Harrisburg City faces decision on fiscal plan
Harrisburg Mayor Linda Thompson must submit a new financial recovery plan to the City Council by August 2; at which point the city must vote for or against it. Last month the council voted down the Act 47 plan which was put together by consultants chosen by the state. The plan recommended the sale of the city’s trash incinerator and leasing the parking garages and would have provided continued support via the consultants.
If the council does not accept Thompson’s plan it stands to lose about $3 million in state funding over the next year. Funding could also be in jeopardy city council does approve the plan and the Department of Community and Economic Development Secretary Alan C. Walker does not. The city currently receives $1.7 million in recurring funding and $1.3 million in project funding. The council has until September 6 to vote on Thompson’s plan.
Corbett aide says PA will be ok despite Federal fiscal issues
Kevin Harley, spokesman for Governor Tom Corbett says that the Pennsylvania state government will be able to operate for several weeks even if the federal government stops providing state funding and does not raise the debt ceiling. There may be some issues with projects that rely on federal funding but otherwise the state should be fine. Pennsylvania expects to receive around $22 billion in federal dollars this fiscal year.

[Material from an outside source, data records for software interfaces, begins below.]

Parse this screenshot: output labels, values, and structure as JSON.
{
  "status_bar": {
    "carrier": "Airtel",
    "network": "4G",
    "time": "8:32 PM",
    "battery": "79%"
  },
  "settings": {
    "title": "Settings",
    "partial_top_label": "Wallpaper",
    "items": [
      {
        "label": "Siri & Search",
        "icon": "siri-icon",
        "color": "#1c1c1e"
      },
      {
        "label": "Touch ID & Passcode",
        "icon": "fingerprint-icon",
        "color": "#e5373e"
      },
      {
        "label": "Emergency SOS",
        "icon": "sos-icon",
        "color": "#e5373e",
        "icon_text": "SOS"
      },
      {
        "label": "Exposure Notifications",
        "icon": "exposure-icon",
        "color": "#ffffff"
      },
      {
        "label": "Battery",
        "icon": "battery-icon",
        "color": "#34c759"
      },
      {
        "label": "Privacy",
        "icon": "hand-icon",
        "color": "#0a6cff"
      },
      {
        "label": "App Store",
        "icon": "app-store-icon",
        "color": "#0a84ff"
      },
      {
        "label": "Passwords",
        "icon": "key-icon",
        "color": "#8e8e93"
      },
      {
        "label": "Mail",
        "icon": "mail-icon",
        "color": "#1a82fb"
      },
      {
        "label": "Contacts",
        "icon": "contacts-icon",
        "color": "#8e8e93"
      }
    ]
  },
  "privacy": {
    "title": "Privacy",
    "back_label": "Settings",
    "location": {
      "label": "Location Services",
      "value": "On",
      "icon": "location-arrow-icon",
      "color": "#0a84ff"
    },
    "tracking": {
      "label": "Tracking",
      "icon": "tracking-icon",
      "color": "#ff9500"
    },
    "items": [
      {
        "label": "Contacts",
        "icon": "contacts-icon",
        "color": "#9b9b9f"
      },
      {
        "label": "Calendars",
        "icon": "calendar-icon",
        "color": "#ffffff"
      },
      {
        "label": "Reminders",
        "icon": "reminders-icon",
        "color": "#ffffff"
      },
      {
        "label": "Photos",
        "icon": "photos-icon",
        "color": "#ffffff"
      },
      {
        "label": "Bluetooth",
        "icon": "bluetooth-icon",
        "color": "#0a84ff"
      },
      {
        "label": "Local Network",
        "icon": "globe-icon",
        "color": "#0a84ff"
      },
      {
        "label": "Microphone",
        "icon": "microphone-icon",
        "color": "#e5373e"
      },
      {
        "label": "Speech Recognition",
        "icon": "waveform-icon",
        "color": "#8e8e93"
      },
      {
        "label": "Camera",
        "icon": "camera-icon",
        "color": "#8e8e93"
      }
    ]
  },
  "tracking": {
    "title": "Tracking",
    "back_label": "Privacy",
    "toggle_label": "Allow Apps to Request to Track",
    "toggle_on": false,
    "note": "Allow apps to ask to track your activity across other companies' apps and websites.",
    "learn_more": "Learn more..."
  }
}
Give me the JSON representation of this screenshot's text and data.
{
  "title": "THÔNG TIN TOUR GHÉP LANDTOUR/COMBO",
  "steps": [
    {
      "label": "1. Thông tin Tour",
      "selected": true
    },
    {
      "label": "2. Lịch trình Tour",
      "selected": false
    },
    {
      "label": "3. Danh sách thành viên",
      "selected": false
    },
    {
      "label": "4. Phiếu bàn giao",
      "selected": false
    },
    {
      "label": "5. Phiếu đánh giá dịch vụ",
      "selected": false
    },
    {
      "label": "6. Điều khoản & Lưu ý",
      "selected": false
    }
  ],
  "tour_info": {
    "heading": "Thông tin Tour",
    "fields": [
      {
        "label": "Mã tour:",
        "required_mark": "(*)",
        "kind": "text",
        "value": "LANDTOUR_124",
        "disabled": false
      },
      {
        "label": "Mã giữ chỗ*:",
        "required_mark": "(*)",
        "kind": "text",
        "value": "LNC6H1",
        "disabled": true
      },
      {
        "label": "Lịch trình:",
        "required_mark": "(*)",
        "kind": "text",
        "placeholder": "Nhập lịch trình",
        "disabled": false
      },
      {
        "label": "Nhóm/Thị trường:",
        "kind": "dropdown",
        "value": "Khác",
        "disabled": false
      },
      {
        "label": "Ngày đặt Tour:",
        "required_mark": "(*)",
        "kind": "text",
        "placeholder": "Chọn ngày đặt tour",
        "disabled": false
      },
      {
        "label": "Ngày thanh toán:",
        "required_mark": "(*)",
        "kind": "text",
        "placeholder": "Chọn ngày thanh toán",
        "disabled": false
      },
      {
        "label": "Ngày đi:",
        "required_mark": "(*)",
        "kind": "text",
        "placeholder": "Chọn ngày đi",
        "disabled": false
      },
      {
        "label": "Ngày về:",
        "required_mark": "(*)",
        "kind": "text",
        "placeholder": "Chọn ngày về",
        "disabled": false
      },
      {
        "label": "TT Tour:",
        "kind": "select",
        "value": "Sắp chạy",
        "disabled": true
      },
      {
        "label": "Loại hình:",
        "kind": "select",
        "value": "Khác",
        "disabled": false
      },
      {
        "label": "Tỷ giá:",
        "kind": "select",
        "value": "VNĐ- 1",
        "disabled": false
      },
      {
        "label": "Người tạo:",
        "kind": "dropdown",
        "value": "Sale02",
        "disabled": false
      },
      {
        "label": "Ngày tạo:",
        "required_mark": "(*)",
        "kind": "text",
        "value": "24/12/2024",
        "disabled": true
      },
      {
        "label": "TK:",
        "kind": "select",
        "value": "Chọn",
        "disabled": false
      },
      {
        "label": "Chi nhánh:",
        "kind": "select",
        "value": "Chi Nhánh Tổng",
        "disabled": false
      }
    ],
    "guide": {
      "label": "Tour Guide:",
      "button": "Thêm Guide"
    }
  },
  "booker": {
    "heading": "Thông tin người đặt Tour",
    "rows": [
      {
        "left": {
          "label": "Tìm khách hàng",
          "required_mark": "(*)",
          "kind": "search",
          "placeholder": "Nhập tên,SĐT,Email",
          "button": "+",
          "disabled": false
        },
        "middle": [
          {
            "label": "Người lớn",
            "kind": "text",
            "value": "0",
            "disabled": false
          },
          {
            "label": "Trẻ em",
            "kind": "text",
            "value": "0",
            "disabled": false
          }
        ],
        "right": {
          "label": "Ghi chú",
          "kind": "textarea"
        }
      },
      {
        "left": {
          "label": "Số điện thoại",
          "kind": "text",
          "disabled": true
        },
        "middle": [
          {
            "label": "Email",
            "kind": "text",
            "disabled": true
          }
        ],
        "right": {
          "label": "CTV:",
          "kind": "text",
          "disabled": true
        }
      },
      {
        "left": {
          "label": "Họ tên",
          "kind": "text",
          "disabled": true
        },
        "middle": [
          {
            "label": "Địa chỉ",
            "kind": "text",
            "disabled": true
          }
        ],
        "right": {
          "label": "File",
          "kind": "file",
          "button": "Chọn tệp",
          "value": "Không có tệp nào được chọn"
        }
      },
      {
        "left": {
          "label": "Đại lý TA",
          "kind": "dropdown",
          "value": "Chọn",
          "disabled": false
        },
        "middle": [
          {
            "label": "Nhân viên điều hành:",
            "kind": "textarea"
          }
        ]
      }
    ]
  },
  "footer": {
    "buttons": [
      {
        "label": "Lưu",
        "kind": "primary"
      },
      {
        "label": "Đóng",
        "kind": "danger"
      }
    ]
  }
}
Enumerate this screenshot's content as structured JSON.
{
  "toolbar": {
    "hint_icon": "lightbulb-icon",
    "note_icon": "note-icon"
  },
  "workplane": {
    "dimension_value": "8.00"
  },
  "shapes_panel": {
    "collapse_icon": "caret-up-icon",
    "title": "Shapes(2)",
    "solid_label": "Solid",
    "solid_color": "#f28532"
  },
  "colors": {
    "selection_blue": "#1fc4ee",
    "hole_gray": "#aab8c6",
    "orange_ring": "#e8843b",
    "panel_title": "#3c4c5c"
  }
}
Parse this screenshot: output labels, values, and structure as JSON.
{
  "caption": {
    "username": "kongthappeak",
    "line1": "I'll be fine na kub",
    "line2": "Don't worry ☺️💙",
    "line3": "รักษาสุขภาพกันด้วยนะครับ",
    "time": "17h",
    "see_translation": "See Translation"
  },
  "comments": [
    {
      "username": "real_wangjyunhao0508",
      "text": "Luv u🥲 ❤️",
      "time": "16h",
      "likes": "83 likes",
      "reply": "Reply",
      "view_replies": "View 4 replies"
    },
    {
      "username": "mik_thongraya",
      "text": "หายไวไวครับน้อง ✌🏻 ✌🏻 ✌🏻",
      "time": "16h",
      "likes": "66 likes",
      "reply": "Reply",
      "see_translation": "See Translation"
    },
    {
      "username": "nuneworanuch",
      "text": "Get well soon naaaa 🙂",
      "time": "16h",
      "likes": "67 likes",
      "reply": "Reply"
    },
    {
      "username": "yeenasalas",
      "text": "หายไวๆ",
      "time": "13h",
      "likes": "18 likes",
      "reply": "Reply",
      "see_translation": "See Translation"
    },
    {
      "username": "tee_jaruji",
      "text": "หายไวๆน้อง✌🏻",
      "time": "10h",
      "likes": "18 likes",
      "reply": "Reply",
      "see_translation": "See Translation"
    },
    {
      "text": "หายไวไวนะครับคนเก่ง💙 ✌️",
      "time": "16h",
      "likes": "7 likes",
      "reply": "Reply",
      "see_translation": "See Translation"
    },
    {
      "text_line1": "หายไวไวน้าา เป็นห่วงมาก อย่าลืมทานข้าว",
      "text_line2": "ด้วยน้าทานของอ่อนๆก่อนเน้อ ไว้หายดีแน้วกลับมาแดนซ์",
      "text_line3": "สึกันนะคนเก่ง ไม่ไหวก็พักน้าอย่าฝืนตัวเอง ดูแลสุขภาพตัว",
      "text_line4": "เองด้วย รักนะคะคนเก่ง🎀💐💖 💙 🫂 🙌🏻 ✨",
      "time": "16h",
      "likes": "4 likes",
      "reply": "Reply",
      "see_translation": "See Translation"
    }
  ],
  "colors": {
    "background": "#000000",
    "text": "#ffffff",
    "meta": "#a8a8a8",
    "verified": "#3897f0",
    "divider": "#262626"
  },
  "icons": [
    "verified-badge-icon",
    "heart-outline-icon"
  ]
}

PA’s Congressmen are certainly feeling the heat from constituents. Senator Bob Casey has reported an influx of calls to his office and what he is hearing from residents is that they just want Congress “to work together so we (constituents) can pay our bills.”